======== DATA EXCERPTS ========
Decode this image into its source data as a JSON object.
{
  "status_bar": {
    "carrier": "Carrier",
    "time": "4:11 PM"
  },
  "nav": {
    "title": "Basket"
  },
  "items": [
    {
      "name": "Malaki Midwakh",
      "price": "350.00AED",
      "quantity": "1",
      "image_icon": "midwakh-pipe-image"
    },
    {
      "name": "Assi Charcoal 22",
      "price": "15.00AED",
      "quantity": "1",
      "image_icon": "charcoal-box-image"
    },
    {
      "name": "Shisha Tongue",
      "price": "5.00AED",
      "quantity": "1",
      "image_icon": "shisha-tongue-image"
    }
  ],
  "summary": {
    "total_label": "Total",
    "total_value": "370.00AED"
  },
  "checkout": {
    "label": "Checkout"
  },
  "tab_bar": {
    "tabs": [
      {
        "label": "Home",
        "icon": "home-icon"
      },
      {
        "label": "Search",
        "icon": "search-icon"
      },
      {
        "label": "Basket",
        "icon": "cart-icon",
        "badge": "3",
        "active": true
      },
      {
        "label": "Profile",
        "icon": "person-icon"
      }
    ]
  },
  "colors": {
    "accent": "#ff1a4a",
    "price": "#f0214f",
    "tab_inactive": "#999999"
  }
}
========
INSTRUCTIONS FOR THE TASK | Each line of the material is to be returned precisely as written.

ANSWER SPACE |
Decode this image into its source data as a JSON object.
{
  "status_bar": {
    "carrier": "Carrier",
    "time": "4:11 PM"
  },
  "nav": {
    "title": "Basket"
  },
  "items": [
    {
      "name": "Malaki Midwakh",
      "price": "350.00AED",
      "quantity": "1",
      "image_icon": "midwakh-pipe-image"
    },
    {
      "name": "Assi Charcoal 22",
      "price": "15.00AED",
      "quantity": "1",
      "image_icon": "charcoal-box-image"
    },
    {
      "name": "Shisha Tongue",
      "price": "5.00AED",
      "quantity": "1",
      "image_icon": "shisha-tongue-image"
    }
  ],
  "summary": {
    "total_label": "Total",
    "total_value": "370.00AED"
  },
  "checkout": {
    "label": "Checkout"
  },
  "tab_bar": {
    "tabs": [
      {
        "label": "Home",
        "icon": "home-icon"
      },
      {
        "label": "Search",
        "icon": "search-icon"
      },
      {
        "label": "Basket",
        "icon": "cart-icon",
        "badge": "3",
        "active": true
      },
      {
        "label": "Profile",
        "icon": "person-icon"
      }
    ]
  },
  "colors": {
    "accent": "#ff1a4a",
    "price": "#f0214f",
    "tab_inactive": "#999999"
  }
}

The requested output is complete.